The exhibitions of the three colonies of Andros in Halkidiki occupy the largest part of the main room of the archaeological museum of Polygyros. Feature funeral gifts from the cemetery of Akanthos, of the archaic until the Hellenistic periods are exhibited. There is an exhibition from ancient Sani, of the three clay parts of the temple of Apollo located in the colony. It is about the three Nikes with written decoration, two in standing position and one “εν γούνασι δρόμου” (i.e. head and torso in forward position, and bent legs on a side view.), dated in the late archaic era.
THE TEMPLE OF APOLLO
Betina Tsigarida, an archaeologist of the 16th Ephorate of Prehistoric and Classic Antiquities, who has spent many years of her professional activities in the wider area of Halkidiki, has been involved with Sani and provides valuable data regarding the temple of Apollo. We are informed that the sanctuary was founded by the residents, of Apollo, probably in the late 6th century B.C. outside the main city. At present day the chapel has been discovered and the excavation continues.
The building has intensive Corinthian influences that suggest close relationships to Corinth, which was a large commercial and artistic center of the period. The founding of the building with the exceptional decoration (similar is only found in the large sanctuaries of south Greece), suggests the great importance of the sanctuary in the area, high levels of culture and living, as well as the economic prosperity of the city during the last decades of the 6th century, few years before the arrival of the Persian expeditionary force.
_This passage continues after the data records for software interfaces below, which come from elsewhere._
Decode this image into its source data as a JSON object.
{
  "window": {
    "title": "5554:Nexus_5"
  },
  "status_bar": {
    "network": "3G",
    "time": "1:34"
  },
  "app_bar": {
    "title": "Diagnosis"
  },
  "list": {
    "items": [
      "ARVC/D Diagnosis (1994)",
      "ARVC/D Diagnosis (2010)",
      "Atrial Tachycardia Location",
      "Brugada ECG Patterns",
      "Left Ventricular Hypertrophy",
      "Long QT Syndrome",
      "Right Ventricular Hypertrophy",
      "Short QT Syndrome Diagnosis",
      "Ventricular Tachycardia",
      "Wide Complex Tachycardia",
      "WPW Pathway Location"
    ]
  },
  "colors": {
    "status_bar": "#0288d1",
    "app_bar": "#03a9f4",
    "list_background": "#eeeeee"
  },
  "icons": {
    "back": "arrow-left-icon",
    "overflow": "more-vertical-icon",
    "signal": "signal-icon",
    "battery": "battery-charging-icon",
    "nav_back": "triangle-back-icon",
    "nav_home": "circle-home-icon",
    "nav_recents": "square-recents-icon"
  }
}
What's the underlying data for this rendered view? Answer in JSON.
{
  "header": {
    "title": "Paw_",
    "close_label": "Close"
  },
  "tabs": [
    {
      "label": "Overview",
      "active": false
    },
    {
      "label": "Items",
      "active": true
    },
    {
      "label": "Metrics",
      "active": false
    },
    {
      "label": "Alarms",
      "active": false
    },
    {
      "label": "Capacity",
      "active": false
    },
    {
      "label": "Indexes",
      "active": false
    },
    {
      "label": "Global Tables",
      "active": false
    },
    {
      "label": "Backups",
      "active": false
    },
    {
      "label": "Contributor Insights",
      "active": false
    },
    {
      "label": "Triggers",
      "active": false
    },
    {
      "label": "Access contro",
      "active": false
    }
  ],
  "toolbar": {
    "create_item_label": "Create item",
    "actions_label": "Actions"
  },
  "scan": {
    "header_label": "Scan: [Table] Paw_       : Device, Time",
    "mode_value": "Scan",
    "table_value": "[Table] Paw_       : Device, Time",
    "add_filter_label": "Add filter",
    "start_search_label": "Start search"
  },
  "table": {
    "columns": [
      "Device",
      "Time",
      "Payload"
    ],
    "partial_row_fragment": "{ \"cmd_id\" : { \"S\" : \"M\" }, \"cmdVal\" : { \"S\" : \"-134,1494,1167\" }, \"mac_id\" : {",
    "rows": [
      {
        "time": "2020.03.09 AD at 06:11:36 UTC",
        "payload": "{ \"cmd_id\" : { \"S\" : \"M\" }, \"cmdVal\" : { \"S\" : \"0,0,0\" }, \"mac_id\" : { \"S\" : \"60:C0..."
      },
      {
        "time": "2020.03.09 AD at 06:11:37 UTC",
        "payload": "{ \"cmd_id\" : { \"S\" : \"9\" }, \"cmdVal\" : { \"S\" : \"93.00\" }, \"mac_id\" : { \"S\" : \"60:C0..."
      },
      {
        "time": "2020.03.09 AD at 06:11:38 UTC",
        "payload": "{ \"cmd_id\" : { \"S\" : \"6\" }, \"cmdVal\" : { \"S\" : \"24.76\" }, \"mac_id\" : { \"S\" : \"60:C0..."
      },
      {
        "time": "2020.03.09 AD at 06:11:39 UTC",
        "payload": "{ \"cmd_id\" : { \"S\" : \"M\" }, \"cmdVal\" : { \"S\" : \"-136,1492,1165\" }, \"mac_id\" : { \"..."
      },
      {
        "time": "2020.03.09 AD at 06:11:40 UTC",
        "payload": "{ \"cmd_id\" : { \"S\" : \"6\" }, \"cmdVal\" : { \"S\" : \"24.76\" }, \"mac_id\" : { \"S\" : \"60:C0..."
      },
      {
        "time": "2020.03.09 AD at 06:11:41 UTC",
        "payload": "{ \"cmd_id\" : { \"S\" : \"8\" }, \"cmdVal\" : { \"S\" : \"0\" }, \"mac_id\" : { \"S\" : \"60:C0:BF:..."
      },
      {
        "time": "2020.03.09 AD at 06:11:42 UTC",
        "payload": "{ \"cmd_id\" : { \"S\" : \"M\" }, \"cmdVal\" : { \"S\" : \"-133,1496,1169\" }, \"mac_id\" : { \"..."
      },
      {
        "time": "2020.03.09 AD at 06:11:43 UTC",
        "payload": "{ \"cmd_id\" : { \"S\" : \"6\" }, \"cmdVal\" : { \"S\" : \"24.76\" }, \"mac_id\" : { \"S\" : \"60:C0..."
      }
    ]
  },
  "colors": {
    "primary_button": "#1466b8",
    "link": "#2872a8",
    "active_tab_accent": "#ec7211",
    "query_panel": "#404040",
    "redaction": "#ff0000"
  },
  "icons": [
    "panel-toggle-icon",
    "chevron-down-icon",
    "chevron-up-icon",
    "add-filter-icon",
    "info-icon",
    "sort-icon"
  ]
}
Up until now, no data for the use of the sanctuary during the 6th century have been found, whereas an inscription of the 5th century B.C. written in Ionic alphabet that was found in the area confirms its existence during that period. Only a few words of the inscription are distinguished, but the characteristic words, holy, public and middle indicate that the inscription was a term, i.e. it stated the boundaries of the sanctuary. It is not known whether the chapel was destroyed or abandoned. According to sources, the area of Sani suffered two great disasters after the Persians. In 423 B.C. by the Spartans and in 348-7 B.C. by the Macedonians. Up until now there is no connection of the destruction or abandonment of the chapel with any of the above events. Alexarchos repaired the building in the late 4th century, when he founded Ouranoupoli. The repair must have been extensive, since it was not limited to the tiling of the roof but also to at least one of the walls in the narrow side.